For the string "icon", search the entries below and copy every line where it appears.

'''

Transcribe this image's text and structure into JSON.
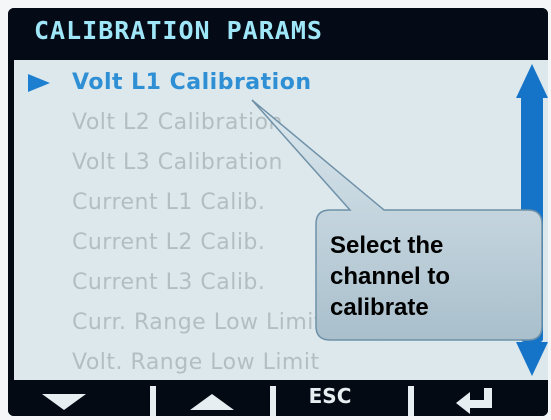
{
  "screen": {
    "title": "CALIBRATION PARAMS",
    "colors": {
      "background": "#040a14",
      "title_text": "#9fe7f8",
      "list_background": "#dde8ec",
      "selected_text": "#2e8fd4",
      "unselected_text": "#b3bec3",
      "scrollbar": "#1674c8"
    }
  },
  "menu": {
    "items": [
      {
        "label": "Volt L1 Calibration",
        "selected": true
      },
      {
        "label": "Volt L2 Calibration",
        "selected": false
      },
      {
        "label": "Volt L3 Calibration",
        "selected": false
      },
      {
        "label": "Current L1 Calib.",
        "selected": false
      },
      {
        "label": "Current L2 Calib.",
        "selected": false
      },
      {
        "label": "Current L3 Calib.",
        "selected": false
      },
      {
        "label": "Curr. Range Low Limit",
        "selected": false
      },
      {
        "label": "Volt. Range Low Limit",
        "selected": false
      }
    ],
    "selector_icon": "triangle-right-icon"
  },
  "scrollbar": {
    "up_icon": "arrow-up-icon",
    "down_icon": "arrow-down-icon"
  },
  "softkeys": {
    "down_icon": "triangle-down-icon",
    "up_icon": "triangle-up-icon",
    "esc_label": "ESC",
    "enter_icon": "enter-icon"
  },
  "callout": {
    "text_lines": [
      "Select the",
      "channel to",
      "calibrate"
    ]
  }
}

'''

* [Reply to the exercise]:
    "selector_icon": "triangle-right-icon"
    "up_icon": "arrow-up-icon",
    "down_icon": "arrow-down-icon"
    "down_icon": "triangle-down-icon",
    "up_icon": "triangle-up-icon",
    "enter_icon": "enter-icon"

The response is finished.